All the records below must be returned exactly as they stand.

Record set Start Marker

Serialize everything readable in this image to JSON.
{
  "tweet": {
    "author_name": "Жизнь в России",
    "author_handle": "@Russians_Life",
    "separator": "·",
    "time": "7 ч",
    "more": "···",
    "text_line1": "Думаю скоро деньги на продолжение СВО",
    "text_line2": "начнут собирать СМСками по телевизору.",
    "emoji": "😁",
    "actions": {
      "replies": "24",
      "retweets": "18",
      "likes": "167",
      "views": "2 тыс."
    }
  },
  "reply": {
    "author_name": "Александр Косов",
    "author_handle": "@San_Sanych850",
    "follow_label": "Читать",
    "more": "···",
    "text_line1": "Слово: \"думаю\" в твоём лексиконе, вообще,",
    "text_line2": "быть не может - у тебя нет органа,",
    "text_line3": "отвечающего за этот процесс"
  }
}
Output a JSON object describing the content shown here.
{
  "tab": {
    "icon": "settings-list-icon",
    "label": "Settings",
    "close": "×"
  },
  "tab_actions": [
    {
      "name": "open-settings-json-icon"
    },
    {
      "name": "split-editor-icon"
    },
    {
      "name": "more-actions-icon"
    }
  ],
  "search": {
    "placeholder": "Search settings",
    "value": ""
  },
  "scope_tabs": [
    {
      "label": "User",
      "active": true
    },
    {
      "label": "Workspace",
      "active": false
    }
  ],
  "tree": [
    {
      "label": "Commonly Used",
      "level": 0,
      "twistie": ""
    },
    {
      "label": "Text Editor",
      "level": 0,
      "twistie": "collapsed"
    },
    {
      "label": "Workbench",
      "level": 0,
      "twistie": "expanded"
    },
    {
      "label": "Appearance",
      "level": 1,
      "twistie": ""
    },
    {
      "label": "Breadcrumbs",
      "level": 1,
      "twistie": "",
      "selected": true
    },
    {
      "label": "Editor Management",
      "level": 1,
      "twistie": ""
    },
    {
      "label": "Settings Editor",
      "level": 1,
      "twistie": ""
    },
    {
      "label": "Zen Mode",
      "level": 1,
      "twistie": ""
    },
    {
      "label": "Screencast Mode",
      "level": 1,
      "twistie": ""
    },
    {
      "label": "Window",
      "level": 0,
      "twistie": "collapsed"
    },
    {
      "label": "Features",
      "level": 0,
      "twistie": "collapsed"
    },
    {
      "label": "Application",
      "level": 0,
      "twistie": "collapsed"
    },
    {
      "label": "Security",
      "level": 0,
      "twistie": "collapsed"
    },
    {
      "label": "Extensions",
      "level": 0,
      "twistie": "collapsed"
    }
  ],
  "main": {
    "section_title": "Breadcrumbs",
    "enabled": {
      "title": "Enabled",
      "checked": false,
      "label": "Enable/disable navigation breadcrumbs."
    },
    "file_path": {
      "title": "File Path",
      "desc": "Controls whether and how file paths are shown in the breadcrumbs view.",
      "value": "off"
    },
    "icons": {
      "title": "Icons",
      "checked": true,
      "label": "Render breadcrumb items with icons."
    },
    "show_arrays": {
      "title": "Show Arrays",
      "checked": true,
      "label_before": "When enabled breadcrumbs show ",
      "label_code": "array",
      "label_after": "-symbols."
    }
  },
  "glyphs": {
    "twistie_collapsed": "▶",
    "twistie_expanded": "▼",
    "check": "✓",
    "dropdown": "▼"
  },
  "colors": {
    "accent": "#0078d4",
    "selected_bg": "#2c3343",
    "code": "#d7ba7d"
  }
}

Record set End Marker

## Expected answer
Serialize everything readable in this image to JSON.
{
  "tweet": {
    "author_name": "Жизнь в России",
    "author_handle": "@Russians_Life",
    "separator": "·",
    "time": "7 ч",
    "more": "···",
    "text_line1": "Думаю скоро деньги на продолжение СВО",
    "text_line2": "начнут собирать СМСками по телевизору.",
    "emoji": "😁",
    "actions": {
      "replies": "24",
      "retweets": "18",
      "likes": "167",
      "views": "2 тыс."
    }
  },
  "reply": {
    "author_name": "Александр Косов",
    "author_handle": "@San_Sanych850",
    "follow_label": "Читать",
    "more": "···",
    "text_line1": "Слово: \"думаю\" в твоём лексиконе, вообще,",
    "text_line2": "быть не может - у тебя нет органа,",
    "text_line3": "отвечающего за этот процесс"
  }
}
Output a JSON object describing the content shown here.
{
  "tab": {
    "icon": "settings-list-icon",
    "label": "Settings",
    "close": "×"
  },
  "tab_actions": [
    {
      "name": "open-settings-json-icon"
    },
    {
      "name": "split-editor-icon"
    },
    {
      "name": "more-actions-icon"
    }
  ],
  "search": {
    "placeholder": "Search settings",
    "value": ""
  },
  "scope_tabs": [
    {
      "label": "User",
      "active": true
    },
    {
      "label": "Workspace",
      "active": false
    }
  ],
  "tree": [
    {
      "label": "Commonly Used",
      "level": 0,
      "twistie": ""
    },
    {
      "label": "Text Editor",
      "level": 0,
      "twistie": "collapsed"
    },
    {
      "label": "Workbench",
      "level": 0,
      "twistie": "expanded"
    },
    {
      "label": "Appearance",
      "level": 1,
      "twistie": ""
    },
    {
      "label": "Breadcrumbs",
      "level": 1,
      "twistie": "",
      "selected": true
    },
    {
      "label": "Editor Management",
      "level": 1,
      "twistie": ""
    },
    {
      "label": "Settings Editor",
      "level": 1,
      "twistie": ""
    },
    {
      "label": "Zen Mode",
      "level": 1,
      "twistie": ""
    },
    {
      "label": "Screencast Mode",
      "level": 1,
      "twistie": ""
    },
    {
      "label": "Window",
      "level": 0,
      "twistie": "collapsed"
    },
    {
      "label": "Features",
      "level": 0,
      "twistie": "collapsed"
    },
    {
      "label": "Application",
      "level": 0,
      "twistie": "collapsed"
    },
    {
      "label": "Security",
      "level": 0,
      "twistie": "collapsed"
    },
    {
      "label": "Extensions",
      "level": 0,
      "twistie": "collapsed"
    }
  ],
  "main": {
    "section_title": "Breadcrumbs",
    "enabled": {
      "title": "Enabled",
      "checked": false,
      "label": "Enable/disable navigation breadcrumbs."
    },
    "file_path": {
      "title": "File Path",
      "desc": "Controls whether and how file paths are shown in the breadcrumbs view.",
      "value": "off"
    },
    "icons": {
      "title": "Icons",
      "checked": true,
      "label": "Render breadcrumb items with icons."
    },
    "show_arrays": {
      "title": "Show Arrays",
      "checked": true,
      "label_before": "When enabled breadcrumbs show ",
      "label_code": "array",
      "label_after": "-symbols."
    }
  },
  "glyphs": {
    "twistie_collapsed": "▶",
    "twistie_expanded": "▼",
    "check": "✓",
    "dropdown": "▼"
  },
  "colors": {
    "accent": "#0078d4",
    "selected_bg": "#2c3343",
    "code": "#d7ba7d"
  }
}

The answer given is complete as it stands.